Search radars scan a large area with pulses of short radio waves Targeting radars use the same principle but scan a smaller area more often Navigational radars are like search radar, but use short waves that reflect off hard surfaces.
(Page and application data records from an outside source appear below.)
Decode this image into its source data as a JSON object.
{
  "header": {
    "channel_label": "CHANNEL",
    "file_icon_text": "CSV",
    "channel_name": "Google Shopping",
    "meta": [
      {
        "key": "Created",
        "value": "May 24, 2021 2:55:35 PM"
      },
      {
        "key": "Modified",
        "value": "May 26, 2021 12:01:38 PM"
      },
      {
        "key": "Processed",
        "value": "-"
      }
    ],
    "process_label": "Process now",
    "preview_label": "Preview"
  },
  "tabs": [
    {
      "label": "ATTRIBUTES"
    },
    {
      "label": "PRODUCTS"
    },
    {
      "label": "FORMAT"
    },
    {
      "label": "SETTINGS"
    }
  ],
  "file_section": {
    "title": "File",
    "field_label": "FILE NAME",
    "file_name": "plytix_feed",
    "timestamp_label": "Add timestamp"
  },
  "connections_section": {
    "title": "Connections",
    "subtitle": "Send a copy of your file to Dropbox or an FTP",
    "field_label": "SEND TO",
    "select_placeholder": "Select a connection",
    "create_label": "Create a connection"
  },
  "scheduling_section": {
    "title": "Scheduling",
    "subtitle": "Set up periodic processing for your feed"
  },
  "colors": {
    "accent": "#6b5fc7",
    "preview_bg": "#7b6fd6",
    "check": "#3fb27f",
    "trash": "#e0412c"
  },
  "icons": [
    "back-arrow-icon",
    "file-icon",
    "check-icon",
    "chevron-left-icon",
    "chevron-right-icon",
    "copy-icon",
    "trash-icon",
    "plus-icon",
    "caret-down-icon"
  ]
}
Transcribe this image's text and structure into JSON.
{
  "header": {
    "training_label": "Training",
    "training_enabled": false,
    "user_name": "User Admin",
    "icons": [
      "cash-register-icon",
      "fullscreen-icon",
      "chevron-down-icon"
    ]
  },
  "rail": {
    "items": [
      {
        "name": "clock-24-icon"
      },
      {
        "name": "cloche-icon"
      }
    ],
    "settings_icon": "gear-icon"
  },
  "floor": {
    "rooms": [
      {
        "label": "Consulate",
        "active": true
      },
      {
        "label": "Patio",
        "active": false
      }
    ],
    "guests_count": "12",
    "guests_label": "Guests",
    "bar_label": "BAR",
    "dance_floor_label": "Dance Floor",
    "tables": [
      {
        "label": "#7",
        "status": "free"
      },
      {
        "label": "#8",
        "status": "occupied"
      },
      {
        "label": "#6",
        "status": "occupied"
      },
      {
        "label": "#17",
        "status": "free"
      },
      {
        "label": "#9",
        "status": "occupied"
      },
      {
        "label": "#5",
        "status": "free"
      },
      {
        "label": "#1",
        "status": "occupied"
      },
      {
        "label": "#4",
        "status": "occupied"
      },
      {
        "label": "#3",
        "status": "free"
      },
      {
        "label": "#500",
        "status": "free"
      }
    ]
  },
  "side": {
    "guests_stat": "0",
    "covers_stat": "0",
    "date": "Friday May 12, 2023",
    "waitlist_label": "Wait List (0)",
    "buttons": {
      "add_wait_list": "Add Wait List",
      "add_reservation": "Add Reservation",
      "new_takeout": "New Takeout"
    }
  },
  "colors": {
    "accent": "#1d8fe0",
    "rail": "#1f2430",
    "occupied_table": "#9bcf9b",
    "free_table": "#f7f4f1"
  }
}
They are used on commercial ships and long-distance commercial aircraft

Types and Uses of Radar

Mapping radar scans a large regions for remote sensing and geography applications Wearable radar which is used to help the visually impaired Air traffic control uses radar to reflect echoes off of aircraft Weather radar uses radar to reflect echoes off of clouds

Types and Uses of Radar

Weather radars use radio waves with horizontal, dual (horizontal and vertical), or circular polarization Some weather radars use the Doppler effect to measure wind speeds

Incoherent Scatter Radar- A Radar Application

Used to study the Earth's ionosphere and its interactions with the upper atmosphere, the magnetosphere, and the solar wind

Incoherent Scatter Echo

Electrons in ionosphere are radar targets These electrons can scatter radio waves

Radar Can Measure Pressure

The strength of the echo received from the ionosphere measures the number of electrons able to scatter radio waves or what we call electron pressure

Radar Can Measure Temperature

Some electrons are moving due to heat - In this case the echo is scattered The echo will contain a range of frequencies close to the transmitter frequency As the temperature increases, the electrons move faster So radar can act like a thermometer and measure the temperature of the ionosphere

Radar Can Measure Wind Speed

When an electron is removed from an atom, the remaining charged atom is called an ion The ion gas can have a different temperature from the electron gas The electron/ion mixture is known as a plasma and is usually in motion (like our wind) So incoherent scatter radar can also measure wind speed